First published by the University of South Carolina in 1952, Ersatz in the Confederacy remains the definitive study of the South's desperate struggle to overcome critical shortages of food, medicine, clothing, household goods, farming supplies, and tools during the Civil War.
Mary Elizabeth Massey's seminal work carefully documents the ingenuity of the Confederates as they coped with shortages of manufactured goods and essential commodities—including grain, coffee, sugar, and butter—that previously had been imported from the northern states or from England. Creative Southerners substituted sawdust for soap, pigs' tails and ears for Christmas tree ornaments, leaves for mattress stuffing, okra seeds for coffee beans, and gourds for cups. Women made clothing from scraps of material, blankets from carpets, shoes from leather saddles and furniture, and battle flags from wedding dresses.
Despite the Confederates' penchant for "making do" and "doing without," Massey's research reveals the devastating impact of war's shortages on the South's civilian population. Overly optimistic that they could easily transform a rural economy into a self-sufficient manufacturing power, Southerners suffered from both disappointment and hardship as it became clear that their expectations were unrealistic. Ersatz in the Confederacy's lasting significance lies in Masseys clearly documented conclusion that despite the resourcefulness of the Southern people, the Confederate cause was lost not at Gettysburg nor in any other military engagement but much earlier and more decisively in the homefront battle against scarcity and deprivation.

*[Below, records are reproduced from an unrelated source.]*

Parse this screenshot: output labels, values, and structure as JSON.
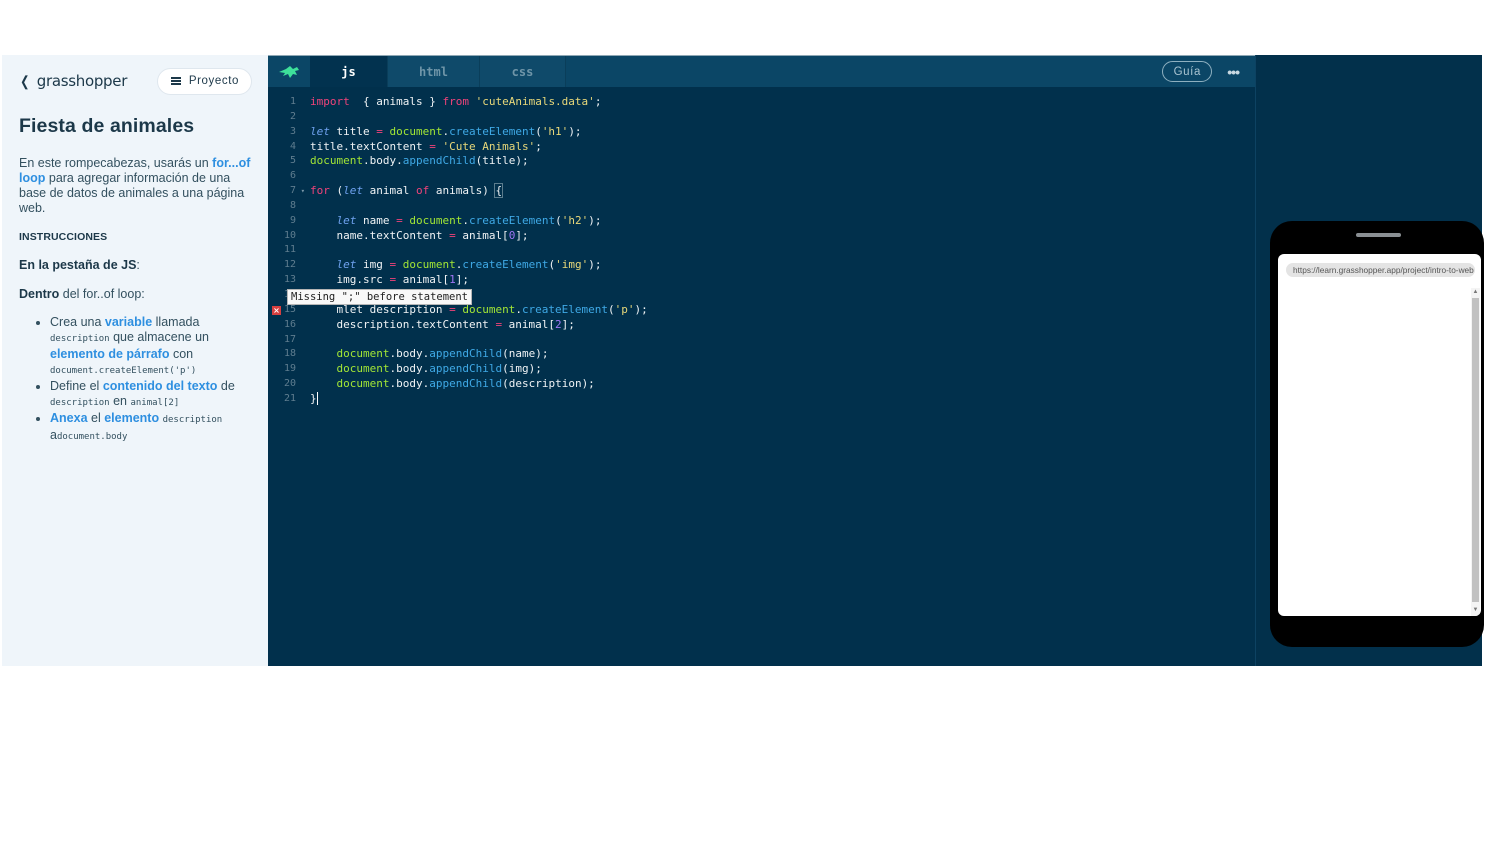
{
  "sidebar": {
    "back_icon": "chevron-left-icon",
    "brand": "grasshopper",
    "project_button": "Proyecto",
    "project_icon": "list-icon",
    "title": "Fiesta de animales",
    "intro": {
      "before": "En este rompecabezas, usarás un ",
      "link": "for...of loop",
      "after": " para agregar información de una base de datos de animales a una página web."
    },
    "instructions_heading": "INSTRUCCIONES",
    "tab_step": {
      "bold": "En la pestaña de JS",
      "rest": ":"
    },
    "loop_step": {
      "bold": "Dentro",
      "rest": " del for..of loop:"
    },
    "tasks": [
      {
        "t1": "Crea una ",
        "l1": "variable",
        "t2": " llamada ",
        "c1": "description",
        "t3": " que almacene un ",
        "l2": "elemento de párrafo",
        "t4": " con ",
        "c2": "document.createElement('p')"
      },
      {
        "t1": "Define el ",
        "l1": "contenido del texto",
        "t2": " de ",
        "c1": "description",
        "t3": " en ",
        "c2": "animal[2]"
      },
      {
        "l1": "Anexa",
        "t1": " el ",
        "l2": "elemento",
        "t2": " ",
        "c1": "description",
        "t3": " a",
        "c2": "document.body"
      }
    ]
  },
  "editor": {
    "logo_icon": "grasshopper-icon",
    "tabs": [
      {
        "label": "js",
        "active": true
      },
      {
        "label": "html",
        "active": false
      },
      {
        "label": "css",
        "active": false
      }
    ],
    "guide_button": "Guía",
    "more_icon": "more-horizontal-icon",
    "error_tooltip": "Missing \";\" before statement",
    "error_line": 15,
    "lines": [
      {
        "n": "1",
        "tokens": [
          [
            "kw",
            "import"
          ],
          [
            "",
            "  { animals } "
          ],
          [
            "kw",
            "from"
          ],
          [
            "",
            ""
          ],
          [
            "str",
            " 'cuteAnimals.data'"
          ],
          [
            "",
            ";"
          ]
        ]
      },
      {
        "n": "2",
        "tokens": []
      },
      {
        "n": "3",
        "tokens": [
          [
            "kwi",
            "let"
          ],
          [
            "",
            " title "
          ],
          [
            "op",
            "="
          ],
          [
            "",
            " "
          ],
          [
            "obj",
            "document"
          ],
          [
            "",
            "."
          ],
          [
            "fn",
            "createElement"
          ],
          [
            "",
            "("
          ],
          [
            "str",
            "'h1'"
          ],
          [
            "",
            ");"
          ]
        ]
      },
      {
        "n": "4",
        "tokens": [
          [
            "",
            "title.textContent "
          ],
          [
            "op",
            "="
          ],
          [
            "",
            " "
          ],
          [
            "str",
            "'Cute Animals'"
          ],
          [
            "",
            ";"
          ]
        ]
      },
      {
        "n": "5",
        "tokens": [
          [
            "obj",
            "document"
          ],
          [
            "",
            ".body."
          ],
          [
            "fn",
            "appendChild"
          ],
          [
            "",
            "(title);"
          ]
        ]
      },
      {
        "n": "6",
        "tokens": []
      },
      {
        "n": "7",
        "fold": true,
        "tokens": [
          [
            "kw",
            "for"
          ],
          [
            "",
            " ("
          ],
          [
            "kwi",
            "let"
          ],
          [
            "",
            " animal "
          ],
          [
            "kw",
            "of"
          ],
          [
            "",
            " animals) "
          ],
          [
            "bracket",
            "{"
          ]
        ]
      },
      {
        "n": "8",
        "tokens": []
      },
      {
        "n": "9",
        "tokens": [
          [
            "",
            "    "
          ],
          [
            "kwi",
            "let"
          ],
          [
            "",
            " name "
          ],
          [
            "op",
            "="
          ],
          [
            "",
            " "
          ],
          [
            "obj",
            "document"
          ],
          [
            "",
            "."
          ],
          [
            "fn",
            "createElement"
          ],
          [
            "",
            "("
          ],
          [
            "str",
            "'h2'"
          ],
          [
            "",
            ");"
          ]
        ]
      },
      {
        "n": "10",
        "tokens": [
          [
            "",
            "    name.textContent "
          ],
          [
            "op",
            "="
          ],
          [
            "",
            " animal["
          ],
          [
            "num",
            "0"
          ],
          [
            "",
            "];"
          ]
        ]
      },
      {
        "n": "11",
        "tokens": []
      },
      {
        "n": "12",
        "tokens": [
          [
            "",
            "    "
          ],
          [
            "kwi",
            "let"
          ],
          [
            "",
            " img "
          ],
          [
            "op",
            "="
          ],
          [
            "",
            " "
          ],
          [
            "obj",
            "document"
          ],
          [
            "",
            "."
          ],
          [
            "fn",
            "createElement"
          ],
          [
            "",
            "("
          ],
          [
            "str",
            "'img'"
          ],
          [
            "",
            ");"
          ]
        ]
      },
      {
        "n": "13",
        "tokens": [
          [
            "",
            "    img.src "
          ],
          [
            "op",
            "="
          ],
          [
            "",
            " animal["
          ],
          [
            "num",
            "1"
          ],
          [
            "",
            "];"
          ]
        ]
      },
      {
        "n": "14",
        "tokens": []
      },
      {
        "n": "15",
        "error": true,
        "tokens": [
          [
            "",
            "    mlet description "
          ],
          [
            "op",
            "="
          ],
          [
            "",
            " "
          ],
          [
            "obj",
            "document"
          ],
          [
            "",
            "."
          ],
          [
            "fn",
            "createElement"
          ],
          [
            "",
            "("
          ],
          [
            "str",
            "'p'"
          ],
          [
            "",
            ");"
          ]
        ]
      },
      {
        "n": "16",
        "tokens": [
          [
            "",
            "    description.textContent "
          ],
          [
            "op",
            "="
          ],
          [
            "",
            " animal["
          ],
          [
            "num",
            "2"
          ],
          [
            "",
            "];"
          ]
        ]
      },
      {
        "n": "17",
        "tokens": []
      },
      {
        "n": "18",
        "tokens": [
          [
            "",
            "    "
          ],
          [
            "obj",
            "document"
          ],
          [
            "",
            ".body."
          ],
          [
            "fn",
            "appendChild"
          ],
          [
            "",
            "(name);"
          ]
        ]
      },
      {
        "n": "19",
        "tokens": [
          [
            "",
            "    "
          ],
          [
            "obj",
            "document"
          ],
          [
            "",
            ".body."
          ],
          [
            "fn",
            "appendChild"
          ],
          [
            "",
            "(img);"
          ]
        ]
      },
      {
        "n": "20",
        "tokens": [
          [
            "",
            "    "
          ],
          [
            "obj",
            "document"
          ],
          [
            "",
            ".body."
          ],
          [
            "fn",
            "appendChild"
          ],
          [
            "",
            "(description);"
          ]
        ]
      },
      {
        "n": "21",
        "cursor": true,
        "tokens": [
          [
            "",
            "}"
          ]
        ]
      }
    ]
  },
  "preview": {
    "url": "https://learn.grasshopper.app/project/intro-to-web"
  },
  "colors": {
    "sidebar_bg": "#eff5fa",
    "editor_bg": "#01304c",
    "tab_bar": "#0b4666",
    "link": "#2e8fe0",
    "brand_green": "#3ee09a"
  }
}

Mary Elizabeth Massey (1915–1975) taught history at Wintrop College, where she also served as department chair. She was a Guggenheim Fellowship recipient and one of the first women officers of the Southern Historical Association and the Mississippi Valley Historical Association.